Statement from the
International Association for Cryptologic Research (IACR)
January 29, 2017
Condemning the U.S. President’s 2017-01-27 Executive Order
Barring Entry into the U.S. of Citizens from Seven Muslim-Majority Countries
The International Association for Cryptologic Research (IACR) is the scientific organization dedicated to advancing the theory and practice of cryptology worldwide. Our members contribute to the advance of critical information security techniques. These work toward making the Internet safe, protecting e-commerce, securing computer storage, and enabling the safe use of mobile phones. Members of the IACR, who come from around the world, developed many of the cryptographic methods that have been standardized by the USA’s National Institute of Standards and Technology (NIST) and which are in use worldwide, such as the Advanced Encryption Standard (AES).
The IACR strongly opposes U.S. President Donald Trump’s Executive Order suspending visas to nationals of seven Muslim-majority countries. We declare such actions, which hurt international collaboration, to pose a concrete and direct threat to our mission, and to the continued international contributions of our members to society, industry, and government.
The open exchange of ideas is essential to the work the IACR does, and to the advance of scientific knowledge and technology more broadly. The open exchange of ideas requires freedom of movement — as when non-U.S. citizens attend IACR-sponsored conferences held in the USA, a completely routine activity.
All individuals are entitled to participate in IACR conferences, regardless of their country of origin. Barring citizens of out-of-favor countries from entering the United States sunders basic scientific and community norms. These norms were strained even before the executive action, with many scholars facing untoward barriers to getting U.S. visas.
The United States itself benefits from participation in the international academic community, as when international graduate students and postdoctoral scholars study at U.S. universities, and when non-U.S. professors visit the U.S. to collaborate on research or share their knowledge. Our community’s work, which often involves teams from many countries, directly contributes to the successful efforts of U.S. industry.
Running an international scientific society that contributes to innovations in science and technology is not easy. The implications of this executive order are unpredictable. In response to it, other nations may take similar actions, making it impossible for U.S. scientists to attend conferences in other countries.

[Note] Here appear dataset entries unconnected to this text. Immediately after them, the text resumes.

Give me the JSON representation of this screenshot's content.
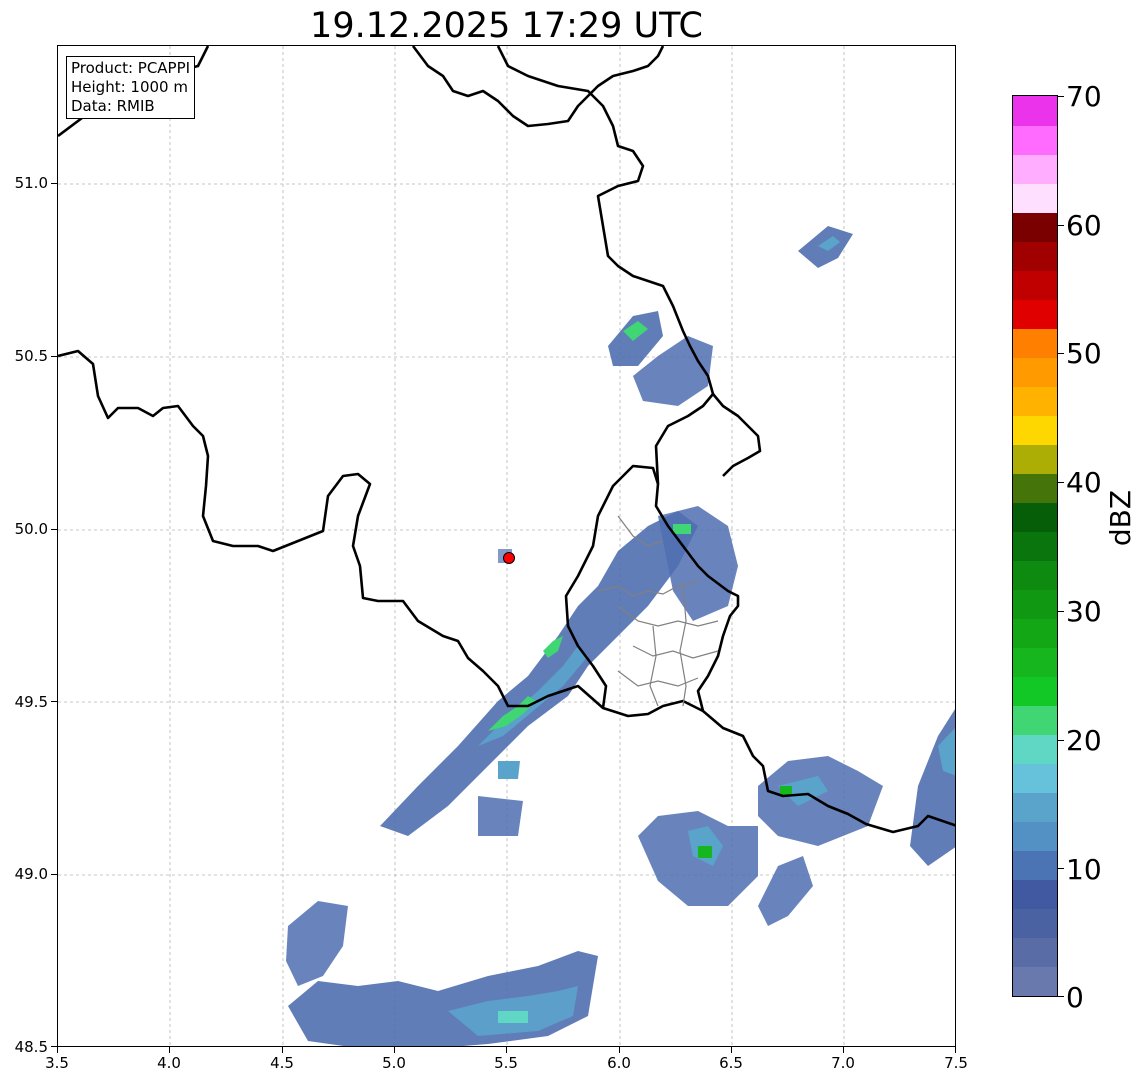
{
  "title": "19.12.2025 17:29 UTC",
  "info": {
    "product": "Product: PCAPPI",
    "height": "Height: 1000 m",
    "data": "Data: RMIB"
  },
  "axes": {
    "x_ticks": [
      "3.5",
      "4.0",
      "4.5",
      "5.0",
      "5.5",
      "6.0",
      "6.5",
      "7.0",
      "7.5"
    ],
    "y_ticks": [
      "51.0",
      "50.5",
      "50.0",
      "49.5",
      "49.0",
      "48.5"
    ],
    "x_range": [
      3.5,
      7.5
    ],
    "y_range": [
      48.5,
      51.4
    ]
  },
  "colorbar": {
    "label": "dBZ",
    "tick_labels": [
      "0",
      "10",
      "20",
      "30",
      "40",
      "50",
      "60",
      "70"
    ],
    "range": [
      0,
      70
    ],
    "colors": [
      "#6a79ad",
      "#5a6ca5",
      "#4a62a2",
      "#4159a1",
      "#4a74b3",
      "#5391c4",
      "#5aa4cc",
      "#66c2da",
      "#60d6c4",
      "#3fd673",
      "#12c826",
      "#16b71e",
      "#13a716",
      "#119812",
      "#0d8a0f",
      "#0a750d",
      "#065e09",
      "#45750a",
      "#acae06",
      "#ffd700",
      "#ffb300",
      "#ff9a00",
      "#ff7f00",
      "#e00000",
      "#c00000",
      "#a00000",
      "#7a0000",
      "#ffdfff",
      "#ffadff",
      "#ff6bff",
      "#ec33ec"
    ]
  },
  "radar_site": {
    "lon": 5.505,
    "lat": 49.914,
    "color": "#ff0000"
  },
  "colors": {
    "border": "#000000",
    "admin": "#808080",
    "grid": "#b5b5b5"
  }
}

In the end, this unhelpful and destructive executive order only hurts the United States. The IACR calls for it to be immediately rescinded.
Approved by the IACR board of directors, January 29, 2017